— which have been released now that voting has ended — the chances are that they are based on an underlying trend. Even a heavy discounting of exit poll accuracy cannot take away from the conclusion that the National Democratic Alliance is likely to return to power with a comfortable majority in the Lok Sabha.
If this is the case, several conclusions could be drawn. The first is that assembly elections — such as those in Rajasthan, Madhya Pradesh and Chhattisgarh — are not good predictors of a Lok Sabha election, in which nationalism became a major campaign factor. In addition, the popularity of Prime Minister Narendra Modi

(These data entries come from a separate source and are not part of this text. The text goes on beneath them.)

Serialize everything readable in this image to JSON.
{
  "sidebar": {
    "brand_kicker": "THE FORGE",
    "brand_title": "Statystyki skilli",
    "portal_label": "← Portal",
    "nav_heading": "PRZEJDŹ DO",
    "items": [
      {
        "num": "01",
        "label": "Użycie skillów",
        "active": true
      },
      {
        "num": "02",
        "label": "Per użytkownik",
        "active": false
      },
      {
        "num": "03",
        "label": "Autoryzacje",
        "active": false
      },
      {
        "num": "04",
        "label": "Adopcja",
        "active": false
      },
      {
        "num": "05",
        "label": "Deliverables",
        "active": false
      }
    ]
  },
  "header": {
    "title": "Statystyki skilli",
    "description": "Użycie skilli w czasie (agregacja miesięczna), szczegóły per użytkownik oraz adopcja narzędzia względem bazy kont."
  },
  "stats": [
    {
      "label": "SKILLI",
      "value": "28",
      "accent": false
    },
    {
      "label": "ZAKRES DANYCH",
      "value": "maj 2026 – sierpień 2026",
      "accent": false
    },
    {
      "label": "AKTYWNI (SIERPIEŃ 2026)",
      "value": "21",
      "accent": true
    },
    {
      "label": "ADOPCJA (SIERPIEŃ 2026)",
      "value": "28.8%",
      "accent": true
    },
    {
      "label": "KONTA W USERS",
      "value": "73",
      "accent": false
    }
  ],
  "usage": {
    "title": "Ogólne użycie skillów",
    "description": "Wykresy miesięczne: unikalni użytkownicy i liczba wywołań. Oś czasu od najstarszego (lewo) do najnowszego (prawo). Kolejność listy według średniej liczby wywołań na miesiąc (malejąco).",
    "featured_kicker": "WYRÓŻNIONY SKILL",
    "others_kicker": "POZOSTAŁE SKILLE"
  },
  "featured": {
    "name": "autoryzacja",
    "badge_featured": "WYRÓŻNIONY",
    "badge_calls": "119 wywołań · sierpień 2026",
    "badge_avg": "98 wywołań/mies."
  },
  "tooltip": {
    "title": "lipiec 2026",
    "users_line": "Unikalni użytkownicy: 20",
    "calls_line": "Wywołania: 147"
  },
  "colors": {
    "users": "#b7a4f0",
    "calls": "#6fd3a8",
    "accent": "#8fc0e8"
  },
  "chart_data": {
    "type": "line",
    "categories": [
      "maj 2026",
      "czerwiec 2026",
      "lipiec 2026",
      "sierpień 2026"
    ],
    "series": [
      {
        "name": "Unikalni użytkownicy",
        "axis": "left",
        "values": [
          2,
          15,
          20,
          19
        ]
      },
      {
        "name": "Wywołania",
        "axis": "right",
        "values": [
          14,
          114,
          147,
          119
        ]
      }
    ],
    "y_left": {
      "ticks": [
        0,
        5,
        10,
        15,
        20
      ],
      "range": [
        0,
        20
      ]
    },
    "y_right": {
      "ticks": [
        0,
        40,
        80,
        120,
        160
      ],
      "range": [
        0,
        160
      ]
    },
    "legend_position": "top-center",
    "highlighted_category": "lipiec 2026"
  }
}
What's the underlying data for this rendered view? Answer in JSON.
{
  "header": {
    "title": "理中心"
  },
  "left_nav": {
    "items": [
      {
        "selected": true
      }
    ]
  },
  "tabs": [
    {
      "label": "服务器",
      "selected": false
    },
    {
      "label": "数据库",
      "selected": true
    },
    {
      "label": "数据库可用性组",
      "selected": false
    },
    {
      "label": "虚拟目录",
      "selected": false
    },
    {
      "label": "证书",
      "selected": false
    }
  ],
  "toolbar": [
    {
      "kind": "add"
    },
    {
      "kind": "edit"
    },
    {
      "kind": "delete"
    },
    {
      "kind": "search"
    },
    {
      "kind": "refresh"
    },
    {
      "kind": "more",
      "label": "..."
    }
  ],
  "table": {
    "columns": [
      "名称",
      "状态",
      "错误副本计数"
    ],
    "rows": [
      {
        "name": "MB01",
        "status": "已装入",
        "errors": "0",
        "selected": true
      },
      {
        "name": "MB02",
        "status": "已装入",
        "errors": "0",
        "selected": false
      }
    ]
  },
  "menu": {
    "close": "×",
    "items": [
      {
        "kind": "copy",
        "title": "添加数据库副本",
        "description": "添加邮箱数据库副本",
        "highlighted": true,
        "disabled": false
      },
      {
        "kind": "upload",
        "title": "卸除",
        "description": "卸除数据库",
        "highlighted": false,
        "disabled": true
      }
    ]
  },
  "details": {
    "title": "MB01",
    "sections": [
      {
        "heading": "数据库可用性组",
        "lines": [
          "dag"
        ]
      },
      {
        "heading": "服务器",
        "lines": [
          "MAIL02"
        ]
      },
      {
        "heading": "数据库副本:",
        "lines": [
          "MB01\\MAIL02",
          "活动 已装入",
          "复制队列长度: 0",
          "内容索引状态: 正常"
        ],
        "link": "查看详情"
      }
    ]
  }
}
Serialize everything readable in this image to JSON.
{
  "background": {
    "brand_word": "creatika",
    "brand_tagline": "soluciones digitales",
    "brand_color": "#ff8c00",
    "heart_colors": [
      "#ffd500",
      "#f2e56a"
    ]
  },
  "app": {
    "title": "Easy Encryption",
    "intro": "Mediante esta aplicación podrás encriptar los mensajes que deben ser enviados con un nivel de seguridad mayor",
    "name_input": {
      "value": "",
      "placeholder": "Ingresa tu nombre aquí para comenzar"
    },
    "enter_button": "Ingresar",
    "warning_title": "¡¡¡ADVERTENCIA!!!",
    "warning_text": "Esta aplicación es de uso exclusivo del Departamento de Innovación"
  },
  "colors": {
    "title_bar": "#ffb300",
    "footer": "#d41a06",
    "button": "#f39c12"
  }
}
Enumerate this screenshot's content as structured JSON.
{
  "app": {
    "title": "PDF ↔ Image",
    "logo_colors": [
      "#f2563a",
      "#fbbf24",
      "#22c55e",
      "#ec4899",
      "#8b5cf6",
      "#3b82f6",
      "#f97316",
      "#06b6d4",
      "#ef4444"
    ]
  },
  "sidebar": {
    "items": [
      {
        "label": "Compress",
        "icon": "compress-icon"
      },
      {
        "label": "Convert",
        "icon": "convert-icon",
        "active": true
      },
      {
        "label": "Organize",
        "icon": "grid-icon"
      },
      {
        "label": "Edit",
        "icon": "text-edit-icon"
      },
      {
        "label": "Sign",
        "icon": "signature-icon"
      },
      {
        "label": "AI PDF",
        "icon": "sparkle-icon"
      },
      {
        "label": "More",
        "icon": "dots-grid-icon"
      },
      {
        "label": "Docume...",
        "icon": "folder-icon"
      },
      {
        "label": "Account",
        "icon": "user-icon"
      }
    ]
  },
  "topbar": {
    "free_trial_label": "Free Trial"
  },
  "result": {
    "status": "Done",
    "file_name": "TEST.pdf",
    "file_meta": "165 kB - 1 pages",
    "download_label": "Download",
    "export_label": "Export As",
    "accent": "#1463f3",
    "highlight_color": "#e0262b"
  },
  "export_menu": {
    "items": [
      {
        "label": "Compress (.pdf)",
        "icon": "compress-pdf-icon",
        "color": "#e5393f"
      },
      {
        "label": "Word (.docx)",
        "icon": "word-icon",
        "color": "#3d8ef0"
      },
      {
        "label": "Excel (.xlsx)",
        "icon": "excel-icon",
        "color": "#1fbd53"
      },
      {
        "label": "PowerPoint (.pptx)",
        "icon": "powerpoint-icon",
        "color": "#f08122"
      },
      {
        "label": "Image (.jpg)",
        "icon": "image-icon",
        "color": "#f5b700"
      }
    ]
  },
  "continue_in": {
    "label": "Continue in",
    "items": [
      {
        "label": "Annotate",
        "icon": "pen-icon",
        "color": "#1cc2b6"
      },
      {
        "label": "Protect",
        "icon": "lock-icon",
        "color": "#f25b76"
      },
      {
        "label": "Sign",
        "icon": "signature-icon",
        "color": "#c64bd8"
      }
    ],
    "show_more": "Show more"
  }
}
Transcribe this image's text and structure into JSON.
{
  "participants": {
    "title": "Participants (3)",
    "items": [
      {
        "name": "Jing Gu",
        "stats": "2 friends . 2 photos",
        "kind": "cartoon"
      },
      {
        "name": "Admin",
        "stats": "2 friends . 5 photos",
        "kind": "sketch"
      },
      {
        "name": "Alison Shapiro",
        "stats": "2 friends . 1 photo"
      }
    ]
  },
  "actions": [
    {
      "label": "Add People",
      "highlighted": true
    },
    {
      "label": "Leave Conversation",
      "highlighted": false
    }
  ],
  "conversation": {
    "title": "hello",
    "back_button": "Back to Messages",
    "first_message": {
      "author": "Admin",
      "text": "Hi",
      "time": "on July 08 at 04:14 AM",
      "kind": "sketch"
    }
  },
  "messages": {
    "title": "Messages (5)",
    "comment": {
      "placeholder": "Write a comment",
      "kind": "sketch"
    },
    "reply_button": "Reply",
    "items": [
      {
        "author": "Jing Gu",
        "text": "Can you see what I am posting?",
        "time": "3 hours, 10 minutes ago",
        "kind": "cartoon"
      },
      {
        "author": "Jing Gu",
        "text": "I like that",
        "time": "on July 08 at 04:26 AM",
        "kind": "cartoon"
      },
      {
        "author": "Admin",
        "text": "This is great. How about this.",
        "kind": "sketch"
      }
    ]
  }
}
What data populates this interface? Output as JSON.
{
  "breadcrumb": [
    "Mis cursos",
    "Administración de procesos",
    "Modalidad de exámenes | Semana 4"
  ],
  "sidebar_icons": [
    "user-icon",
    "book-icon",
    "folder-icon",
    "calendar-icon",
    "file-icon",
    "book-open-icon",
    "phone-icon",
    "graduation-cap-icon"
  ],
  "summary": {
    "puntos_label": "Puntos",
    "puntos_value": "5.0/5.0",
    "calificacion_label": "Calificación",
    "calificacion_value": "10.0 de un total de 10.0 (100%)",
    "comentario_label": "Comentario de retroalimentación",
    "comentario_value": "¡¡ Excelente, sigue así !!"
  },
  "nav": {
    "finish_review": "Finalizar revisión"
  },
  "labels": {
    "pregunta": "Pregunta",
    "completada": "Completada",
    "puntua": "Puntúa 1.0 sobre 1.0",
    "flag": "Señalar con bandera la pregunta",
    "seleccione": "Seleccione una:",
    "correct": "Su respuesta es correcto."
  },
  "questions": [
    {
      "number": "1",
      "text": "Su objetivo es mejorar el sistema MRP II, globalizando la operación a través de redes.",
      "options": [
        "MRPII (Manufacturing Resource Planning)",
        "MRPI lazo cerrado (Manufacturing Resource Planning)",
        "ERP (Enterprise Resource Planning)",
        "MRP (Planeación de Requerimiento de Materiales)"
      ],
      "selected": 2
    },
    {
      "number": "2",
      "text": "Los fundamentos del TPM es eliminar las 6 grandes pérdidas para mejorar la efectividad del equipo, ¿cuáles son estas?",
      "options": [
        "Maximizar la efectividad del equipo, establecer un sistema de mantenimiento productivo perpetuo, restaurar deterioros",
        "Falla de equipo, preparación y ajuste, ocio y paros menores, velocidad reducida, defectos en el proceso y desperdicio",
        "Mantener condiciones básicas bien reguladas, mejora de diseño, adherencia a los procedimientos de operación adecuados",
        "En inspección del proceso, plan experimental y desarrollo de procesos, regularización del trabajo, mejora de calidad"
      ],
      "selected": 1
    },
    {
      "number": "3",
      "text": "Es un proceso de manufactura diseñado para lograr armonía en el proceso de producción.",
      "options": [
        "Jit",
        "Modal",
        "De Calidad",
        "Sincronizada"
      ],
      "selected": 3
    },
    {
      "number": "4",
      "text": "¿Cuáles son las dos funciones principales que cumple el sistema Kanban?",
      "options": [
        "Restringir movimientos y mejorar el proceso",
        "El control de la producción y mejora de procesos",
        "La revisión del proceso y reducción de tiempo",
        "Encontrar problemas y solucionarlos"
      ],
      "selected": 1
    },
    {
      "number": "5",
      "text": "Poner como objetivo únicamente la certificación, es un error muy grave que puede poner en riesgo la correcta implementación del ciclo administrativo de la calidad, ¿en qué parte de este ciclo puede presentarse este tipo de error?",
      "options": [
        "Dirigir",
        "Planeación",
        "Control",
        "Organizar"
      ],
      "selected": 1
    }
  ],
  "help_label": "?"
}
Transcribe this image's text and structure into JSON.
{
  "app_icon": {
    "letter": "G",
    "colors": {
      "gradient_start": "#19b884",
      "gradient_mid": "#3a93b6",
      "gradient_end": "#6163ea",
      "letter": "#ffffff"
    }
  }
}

is sufficient to lift his party even in states where its local leaders or governments had become unpopular. Many predicted that there would be a difference in how people voted once Mr Modi himself was “on the ballot”, as it were, and the exit polls seem to bear out that belief. Mr Modi’s image as a decisive leader who takes decisions based on the national interest in that case would have outweighed the Congress’ focus on pocket-book politics. The Congress’ policy prescriptions seemed designed to focus on discontented sections of society — but it continues to be handicapped electorally by the fact that Rahul Gandhi, even if much improved as a campaigner, does not have the stature to be a serious challenge to Mr Modi’s popularity. According to the exit polls, the Congress will do marginally better than its stunning defeat in the 2014 elections, but it will remain a distant second to the BJP. The grand old party will have to do some serious introspection about leadership gaps.
If the polls are correct, and the NDA wins a second term easily, Mr Modi, who rose to power in 2014, promising to deliver faster growth and job creation
and has been waging a tough re-election battle against the backdrop of an economic slowdown and rural distress, should seize the political capital he will have built up through a victory and translate it into long-delayed economic reforms. It will be necessary to employ some fiscal prudence, now that the general elections are over, and to address both structural and cyclical factors plaguing the Indian economy. The time for boosting the NDA’s performance is over — it will be time to acknowledge the scale of the task required to meet Mr Modi’s goal of a decent society by 2022. This will require speedy changes to many laws, including those governing labour and employment; it will require ensuring that continuing hassles for manufacturing and exporters are removed, and it will require a focus on education and skilling. The politics is hopefully now done — the action should be all on the economic front.